Religion and Beliefs
This paper delves into a new perspective on the spreading of Islamic populism in Indonesia. It maps the extent of the influence exerted by the network based on the pesantren of Pondok Modern Darussalam Gontor in Ponorogo, East Java. In the post-authoritarian era, the Gontor alumni who continued their study under the supervision of Syed Naquib Al-Attas (the prominent Malaysian Muslim philosopher) have contributed to dynamizing Islamic discourse and movement in Indonesia. These disciples of Al-Attas mainly concern about countering the idea of secularization, pluralization, and liberalization of Islam (SIPILIS). By engaging with the connection of Gontor alumni throughout the whole country, they promote and spread Al-Attas' works by establishing Islamic think-tank institution, Institute for the Study of Islamic Thought and Civilizations (INSISTS), as well as connect Islamic scholars and preachers from various Islamic movements by establishing the Council for Young and Intellectual Ulama of Indonesia (MIUMI). Later, MIUMI transformed itself from an association of Islamic scholars to political vehicle for Islamic mobilization, playing a substantial role during the 212 Movement.

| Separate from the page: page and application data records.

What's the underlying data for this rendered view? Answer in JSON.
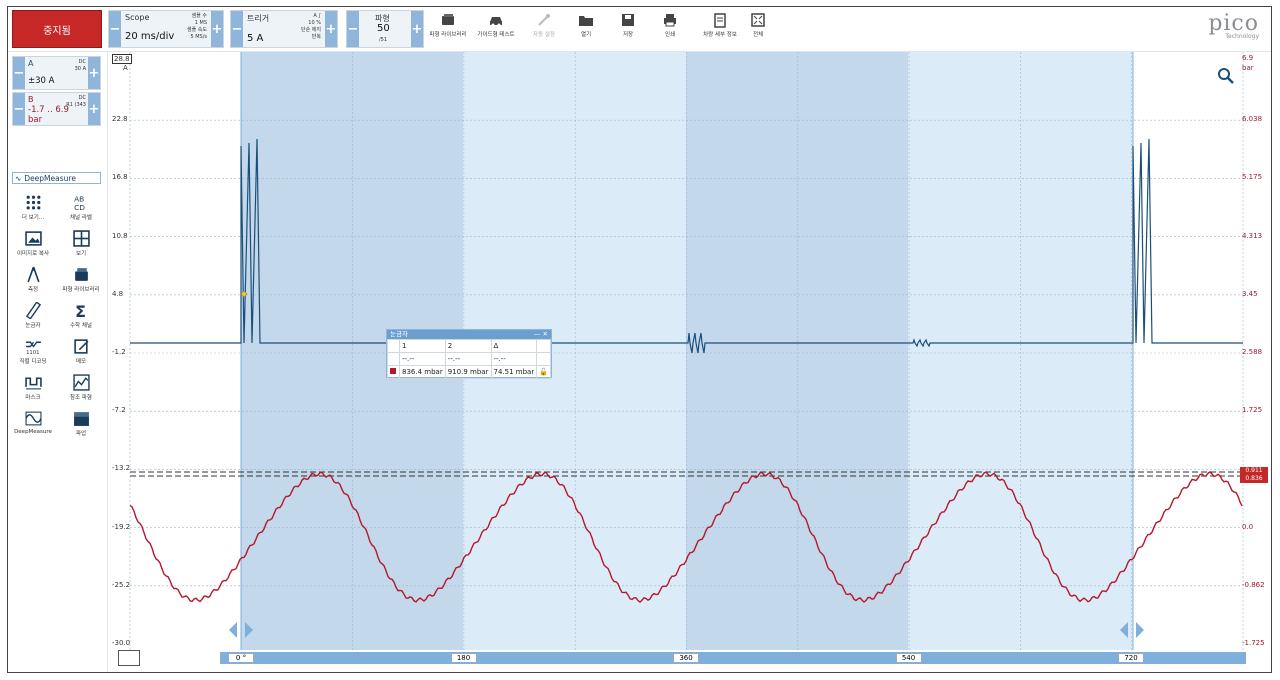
{
  "toolbar": {
    "stop_label": "중지됨",
    "scope": {
      "label": "Scope",
      "timebase": "20 ms/div",
      "samples_label": "샘플 수",
      "samples_value": "1 MS",
      "rate_label": "샘플 속도",
      "rate_value": "5 MS/s"
    },
    "trigger": {
      "label": "트리거",
      "value": "5 A",
      "channel": "A",
      "pct": "10 %",
      "mode_label": "단순 에지",
      "type_label": "반복"
    },
    "waveforms": {
      "label": "파형",
      "value": "50",
      "total": "/51"
    },
    "buttons": [
      {
        "label": "파형 라이브러리",
        "icon": "library-icon",
        "disabled": false
      },
      {
        "label": "가이드형 테스트",
        "icon": "car-icon",
        "disabled": false
      },
      {
        "label": "자동 설정",
        "icon": "wand-icon",
        "disabled": true
      },
      {
        "label": "열기",
        "icon": "folder-icon",
        "disabled": false
      },
      {
        "label": "저장",
        "icon": "save-icon",
        "disabled": false
      },
      {
        "label": "인쇄",
        "icon": "print-icon",
        "disabled": false
      },
      {
        "label": "차량 세부 정보",
        "icon": "clipboard-icon",
        "disabled": false
      },
      {
        "label": "전체",
        "icon": "fullscreen-icon",
        "disabled": false
      }
    ],
    "logo_text": "pico",
    "logo_sub": "Technology"
  },
  "channels": [
    {
      "name": "A",
      "coupling": "DC",
      "range_small": "30 A",
      "range": "±30 A",
      "color": "#1a4f7a"
    },
    {
      "name": "B",
      "coupling": "DC",
      "range_small": "R1 (343",
      "range": "-1.7 .. 6.9",
      "unit": "bar",
      "color": "#9b1b2b"
    }
  ],
  "deepmeasure_label": "DeepMeasure",
  "tools": [
    {
      "label": "더 보기...",
      "icon": "more-icon"
    },
    {
      "label": "채널 라벨",
      "icon": "abcd-icon"
    },
    {
      "label": "이미지로 복사",
      "icon": "image-icon"
    },
    {
      "label": "보기",
      "icon": "grid-icon"
    },
    {
      "label": "측정",
      "icon": "compass-icon"
    },
    {
      "label": "파형 라이브러리",
      "icon": "library-icon"
    },
    {
      "label": "눈금자",
      "icon": "ruler-icon"
    },
    {
      "label": "수학 채널",
      "icon": "sigma-icon"
    },
    {
      "label": "직렬 디코딩",
      "icon": "decode-icon"
    },
    {
      "label": "메모",
      "icon": "memo-icon"
    },
    {
      "label": "마스크",
      "icon": "mask-icon"
    },
    {
      "label": "참조 파형",
      "icon": "reference-icon"
    },
    {
      "label": "DeepMeasure",
      "icon": "deepmeasure-icon"
    },
    {
      "label": "파업",
      "icon": "clapper-icon"
    }
  ],
  "axes": {
    "left_unit": "A",
    "left_ticks": [
      "28.8",
      "22.8",
      "16.8",
      "10.8",
      "4.8",
      "-1.2",
      "-7.2",
      "-13.2",
      "-19.2",
      "-25.2",
      "-30.0"
    ],
    "right_unit": "bar",
    "right_ticks": [
      "6.9",
      "6.038",
      "5.175",
      "4.313",
      "3.45",
      "2.588",
      "1.725",
      "",
      "0.0",
      "-0.862",
      "-1.725"
    ],
    "right_flags": [
      "0.911",
      "0.836"
    ],
    "x_ticks": [
      "0 °",
      "180",
      "360",
      "540",
      "720"
    ]
  },
  "cursor_window": {
    "title": "눈금자",
    "headers": [
      "1",
      "2",
      "Δ"
    ],
    "row_blank": [
      "--.--",
      "--.--",
      "--.--"
    ],
    "row_b": [
      "836.4 mbar",
      "910.9 mbar",
      "74.51 mbar"
    ]
  }
}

In this paper, following arguments are explored: I) INSISTS and MIUMI which established by the Gontor Connection are among the behind the scene of the rise of Islamic populism; II) The extent of the Gontor Connection in various sectors has accelerated the expansion of INSISTS and MIUMI’s agenda; III) The synthesis of conservatism and modern Islam in the Gontor education had resulted in INSISTS and MIUMI’s agenda getting easily accepted by the Islamic community in Indonesia.